* _Exercise requirements_: Since only the total is wanted, give the number of lines in the listing below that hold the string "content" and add nothing.

* _Dataset records_:
:::::

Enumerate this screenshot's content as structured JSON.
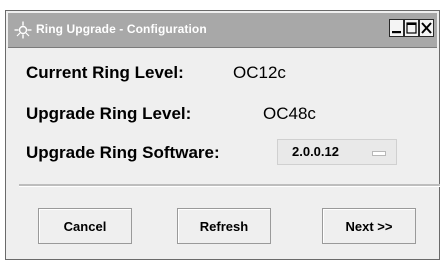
{
  "window": {
    "title": "Ring Upgrade - Configuration",
    "title_icon": "ring-icon",
    "controls": [
      "minimize-icon",
      "maximize-icon",
      "close-icon"
    ]
  },
  "form": {
    "current_level_label": "Current Ring Level:",
    "current_level_value": "OC12c",
    "upgrade_level_label": "Upgrade Ring Level:",
    "upgrade_level_value": "OC48c",
    "software_label": "Upgrade Ring Software:",
    "software_selected": "2.0.0.12"
  },
  "buttons": {
    "cancel": "Cancel",
    "refresh": "Refresh",
    "next": "Next >>"
  },
  "colors": {
    "titlebar": "#a8a8a8",
    "title_text": "#ffffff",
    "window_bg": "#efefef"
  }
}
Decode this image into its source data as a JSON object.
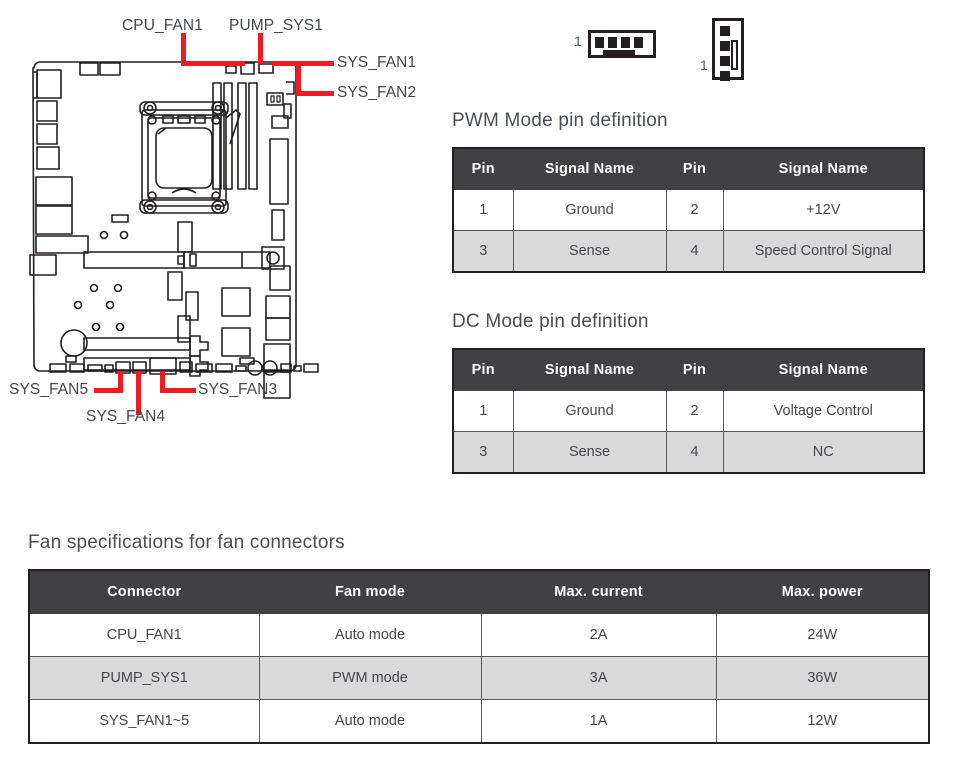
{
  "board_diagram": {
    "name": "motherboard-layout",
    "callouts": [
      {
        "id": "cpu-fan1",
        "label": "CPU_FAN1"
      },
      {
        "id": "pump-sys1",
        "label": "PUMP_SYS1"
      },
      {
        "id": "sys-fan1",
        "label": "SYS_FAN1"
      },
      {
        "id": "sys-fan2",
        "label": "SYS_FAN2"
      },
      {
        "id": "sys-fan5",
        "label": "SYS_FAN5"
      },
      {
        "id": "sys-fan4",
        "label": "SYS_FAN4"
      },
      {
        "id": "sys-fan3",
        "label": "SYS_FAN3"
      }
    ],
    "leader_color": "#ed1c24"
  },
  "connectors": {
    "horizontal_header": {
      "pin_one_label": "1",
      "pin_count": 4
    },
    "vertical_header": {
      "pin_one_label": "1",
      "pin_count": 4
    }
  },
  "pwm_table": {
    "title": "PWM Mode pin definition",
    "headers": [
      "Pin",
      "Signal Name",
      "Pin",
      "Signal Name"
    ],
    "rows": [
      [
        "1",
        "Ground",
        "2",
        "+12V"
      ],
      [
        "3",
        "Sense",
        "4",
        "Speed Control Signal"
      ]
    ]
  },
  "dc_table": {
    "title": "DC Mode pin definition",
    "headers": [
      "Pin",
      "Signal Name",
      "Pin",
      "Signal Name"
    ],
    "rows": [
      [
        "1",
        "Ground",
        "2",
        "Voltage Control"
      ],
      [
        "3",
        "Sense",
        "4",
        "NC"
      ]
    ]
  },
  "fan_table": {
    "title": "Fan specifications for fan connectors",
    "headers": [
      "Connector",
      "Fan mode",
      "Max. current",
      "Max. power"
    ],
    "rows": [
      [
        "CPU_FAN1",
        "Auto mode",
        "2A",
        "24W"
      ],
      [
        "PUMP_SYS1",
        "PWM mode",
        "3A",
        "36W"
      ],
      [
        "SYS_FAN1~5",
        "Auto mode",
        "1A",
        "12W"
      ]
    ]
  },
  "colors": {
    "header_bg": "#414042",
    "alt_row_bg": "#d9d9d9",
    "accent_red": "#ed1c24",
    "text": "#44474d"
  }
}
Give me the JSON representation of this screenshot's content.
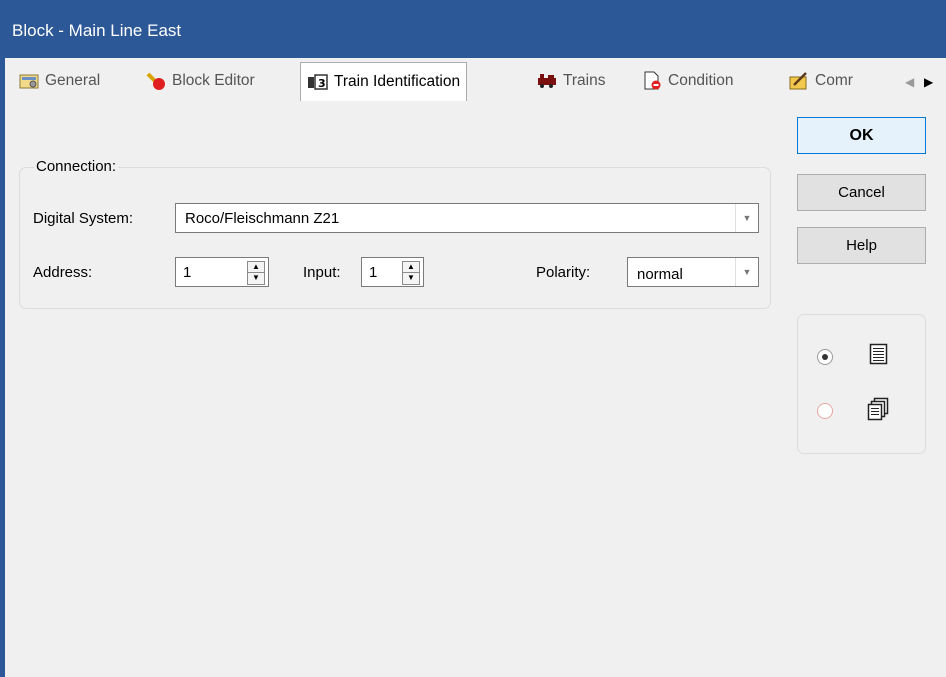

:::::

* _Exercise solution_: 2